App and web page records
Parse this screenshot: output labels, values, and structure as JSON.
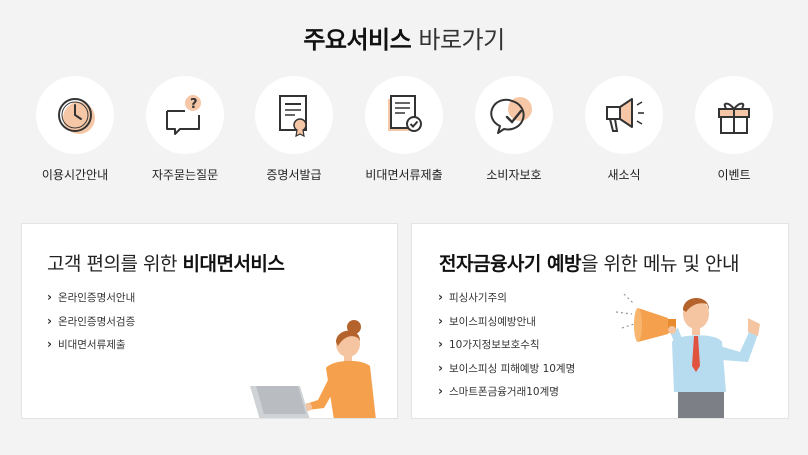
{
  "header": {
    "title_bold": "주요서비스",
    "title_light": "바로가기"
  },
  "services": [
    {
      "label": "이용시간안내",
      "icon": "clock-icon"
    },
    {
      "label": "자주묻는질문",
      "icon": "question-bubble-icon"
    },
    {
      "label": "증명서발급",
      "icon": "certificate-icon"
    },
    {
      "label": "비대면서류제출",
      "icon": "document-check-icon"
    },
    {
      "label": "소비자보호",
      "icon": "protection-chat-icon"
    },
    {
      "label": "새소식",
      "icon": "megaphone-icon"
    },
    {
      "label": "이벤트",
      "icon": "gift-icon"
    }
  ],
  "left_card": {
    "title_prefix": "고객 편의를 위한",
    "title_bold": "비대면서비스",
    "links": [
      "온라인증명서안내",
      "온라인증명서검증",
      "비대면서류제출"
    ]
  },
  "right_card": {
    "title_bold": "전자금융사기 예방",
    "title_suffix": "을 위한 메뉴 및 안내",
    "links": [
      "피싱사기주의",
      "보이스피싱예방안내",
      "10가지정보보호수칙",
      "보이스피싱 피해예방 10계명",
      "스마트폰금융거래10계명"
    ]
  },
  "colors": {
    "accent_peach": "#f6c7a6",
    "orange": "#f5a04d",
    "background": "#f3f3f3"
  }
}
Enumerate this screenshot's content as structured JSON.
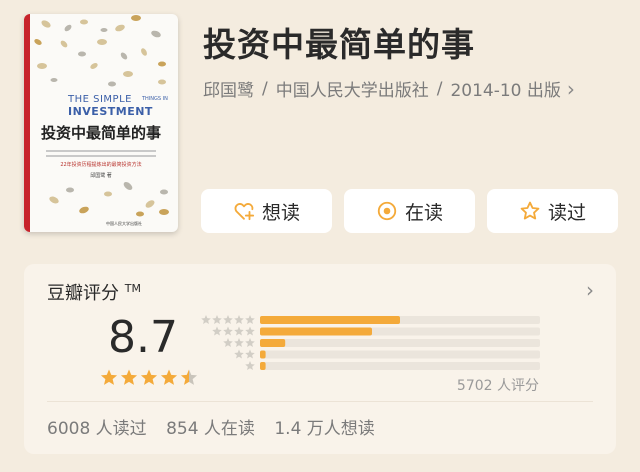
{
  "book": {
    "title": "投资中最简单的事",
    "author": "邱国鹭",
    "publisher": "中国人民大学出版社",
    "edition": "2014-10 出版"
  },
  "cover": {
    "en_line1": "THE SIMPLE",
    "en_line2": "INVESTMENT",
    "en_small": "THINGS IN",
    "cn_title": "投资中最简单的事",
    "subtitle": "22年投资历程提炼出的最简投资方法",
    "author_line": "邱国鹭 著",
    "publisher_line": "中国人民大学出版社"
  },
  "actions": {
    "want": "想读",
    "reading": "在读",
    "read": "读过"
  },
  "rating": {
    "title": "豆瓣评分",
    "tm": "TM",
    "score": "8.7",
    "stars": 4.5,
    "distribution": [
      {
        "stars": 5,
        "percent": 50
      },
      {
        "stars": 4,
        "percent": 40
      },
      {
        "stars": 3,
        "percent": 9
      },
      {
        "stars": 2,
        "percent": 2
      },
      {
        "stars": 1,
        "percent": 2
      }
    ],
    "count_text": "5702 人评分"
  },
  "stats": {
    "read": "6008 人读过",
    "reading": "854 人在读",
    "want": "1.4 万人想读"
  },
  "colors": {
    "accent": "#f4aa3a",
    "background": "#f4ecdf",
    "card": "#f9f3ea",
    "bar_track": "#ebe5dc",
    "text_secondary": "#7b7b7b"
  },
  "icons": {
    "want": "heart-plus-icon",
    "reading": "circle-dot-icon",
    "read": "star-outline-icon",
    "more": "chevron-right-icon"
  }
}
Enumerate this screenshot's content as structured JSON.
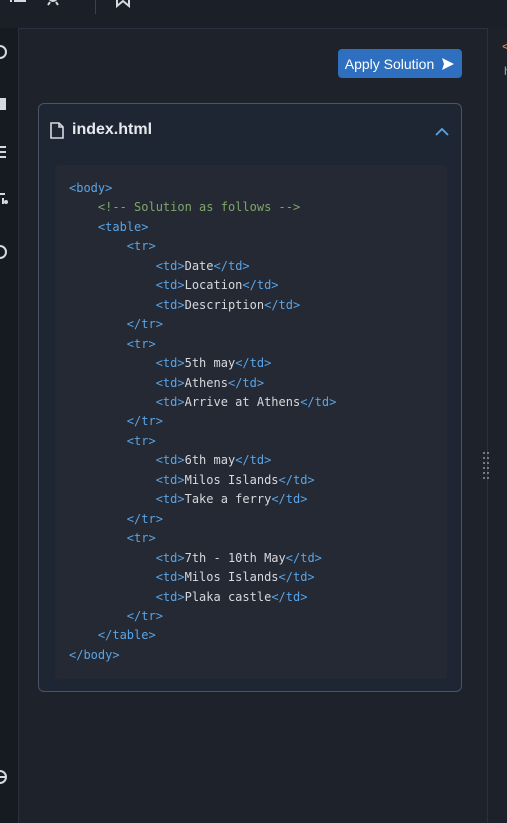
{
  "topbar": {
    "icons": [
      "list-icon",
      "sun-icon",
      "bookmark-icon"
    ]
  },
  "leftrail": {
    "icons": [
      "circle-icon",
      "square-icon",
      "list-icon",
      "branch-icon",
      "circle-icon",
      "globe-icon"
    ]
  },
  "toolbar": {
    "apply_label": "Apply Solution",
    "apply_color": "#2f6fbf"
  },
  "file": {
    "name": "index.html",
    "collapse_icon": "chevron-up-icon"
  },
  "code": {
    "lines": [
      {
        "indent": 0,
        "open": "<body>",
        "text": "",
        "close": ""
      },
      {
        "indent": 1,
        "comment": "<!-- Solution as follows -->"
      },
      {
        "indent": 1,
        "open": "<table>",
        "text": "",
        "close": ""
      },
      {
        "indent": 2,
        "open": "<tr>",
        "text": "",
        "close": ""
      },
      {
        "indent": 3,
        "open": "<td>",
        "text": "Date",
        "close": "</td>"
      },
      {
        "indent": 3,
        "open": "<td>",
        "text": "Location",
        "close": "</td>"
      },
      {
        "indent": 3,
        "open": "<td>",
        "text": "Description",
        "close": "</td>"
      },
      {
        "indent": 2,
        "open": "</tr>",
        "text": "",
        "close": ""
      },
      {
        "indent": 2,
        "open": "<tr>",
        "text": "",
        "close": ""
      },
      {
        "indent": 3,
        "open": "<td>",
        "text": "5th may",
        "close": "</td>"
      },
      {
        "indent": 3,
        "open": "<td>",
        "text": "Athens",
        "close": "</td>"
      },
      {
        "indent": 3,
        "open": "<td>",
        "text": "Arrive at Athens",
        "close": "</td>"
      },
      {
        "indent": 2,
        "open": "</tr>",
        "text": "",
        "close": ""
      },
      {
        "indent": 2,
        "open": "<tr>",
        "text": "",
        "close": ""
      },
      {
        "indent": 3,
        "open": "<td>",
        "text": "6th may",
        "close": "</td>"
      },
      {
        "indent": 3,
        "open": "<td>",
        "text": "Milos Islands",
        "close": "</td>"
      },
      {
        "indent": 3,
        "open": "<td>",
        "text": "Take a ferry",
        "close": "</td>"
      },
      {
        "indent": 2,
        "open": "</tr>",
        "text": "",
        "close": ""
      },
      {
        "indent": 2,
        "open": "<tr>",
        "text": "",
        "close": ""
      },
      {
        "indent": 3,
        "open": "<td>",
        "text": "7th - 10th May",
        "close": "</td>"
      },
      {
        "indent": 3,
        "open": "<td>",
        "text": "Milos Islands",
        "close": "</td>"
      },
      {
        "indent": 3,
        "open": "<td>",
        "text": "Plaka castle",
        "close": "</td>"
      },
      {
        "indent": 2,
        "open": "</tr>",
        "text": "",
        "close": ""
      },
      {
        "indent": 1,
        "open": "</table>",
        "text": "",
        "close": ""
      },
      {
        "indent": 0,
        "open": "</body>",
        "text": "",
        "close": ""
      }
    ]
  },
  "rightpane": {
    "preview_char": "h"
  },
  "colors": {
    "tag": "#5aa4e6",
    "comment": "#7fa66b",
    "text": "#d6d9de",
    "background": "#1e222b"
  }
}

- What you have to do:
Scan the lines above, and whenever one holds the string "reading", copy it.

- Solution to this problem:
    "reading": "在读",
    "reading": "854 人在读",
    "reading": "circle-dot-icon",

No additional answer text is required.